Umbrella Inc’s main office is in Tokyo. In this country the Employment and Industrial Relations Act (EIRA) sets most of the legal requirements for contract of employment between employer and employees. Here below a short assessment on the impact of few of these requirements in human resource planning, specifically for the Japanese branch of the group.
Discrimination and gender equality
Discrimination and gender inequality in all aspects of employment, including but not limited to job offers, recruitment advertising, terms and conditions of employment, access to promotions, training opportunities and dismissal are forbidden. The purpose of this policy is to enforce a fair and transparent treatment of all the employees and the steps to be taken to prevent and tackle unwanted behaviors. Legal requirement helps to create and maintain a healthy work environment where everybody is treated equally and without discriminations. Employees can perform at their best while loyalty thrives together with workforce stability. At the same time, resources turnover is reduced together with recruitment costs for replacements.
Protection of Maternity
Maternity leave is regulated by Protection of Maternity regulations as per law, an employee is entitled to 14 weeks fully paid maternity leave. During the maternity leave, the employee’s contract of employment continues in force and she is entitled to receive all her contractual benefits. By the same regulation a pregnant employee is entitled to paid time off to attend ante-natal examinations when such examinations take place during hours of work. It also guarantees pregnant women not be dismissed by the employer during the period of her maternity and to have the same position once she returns back to work. Although this a good starting point, compared to other European countries, Japanese law gives only a basic protection to pregnant employees so is not uncommon to have families relocating to countries where longer maternity leave period is regulated by law before they plan to have a child.
In Japan an employee working 40 hours per week is entitled to 26 days of paid annual leave. For 2005 one additional day of vocational leave is granted to compensate for the number of public holidays falling on a weekend. This measure protects the health and safety of the employees by ensuring and enforcing a good balance between working and recreational days. Having an amount of annual leaves in line with other European countries puts Japanese employers in a good position when it comes to attracting workforce from foreign countries. When setting up a team that performs activities for the entire year without breaks the human resources planning has to keep this detail in mind to determine the correct number of resources to be allocated. Each employee can’t work for more than 11 months per year, so the leave planning is another key activity to carry out across the entire year to respect staff’s rights and meet business requirements.
According to Japanese law, the duration of notice of termination of employment is as follows:
|Employee’s continuous length of service||Notice period|
|for more than one month but not more than six months||1 week|
|for more than six months but not more than two years||2 weeks|
|for more than two years but not more than four years||4 weeks|
|for more than four years but not more than seven years||8 weeks|
|for more than seven years||an additional 1 week for every subsequent year of service up to a maximum of 12 weeks|
A longer period may be agreed by the employer and employee in the case of key positions.

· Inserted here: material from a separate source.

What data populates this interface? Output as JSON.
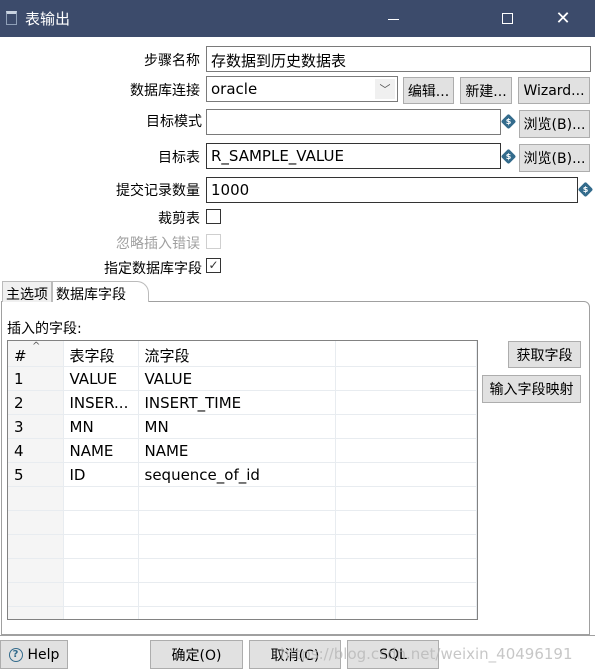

During the notice period, the contract of employment remains in force. The employee is obliged to work during the full notice period and entitled to receive full pay and benefits. The human resource plan has always to keep the notice period into consideration together with the time required to find a replacement for an employee. With these two metrics in mind a better resource allocation can be done in order not to end up with too few members of staff.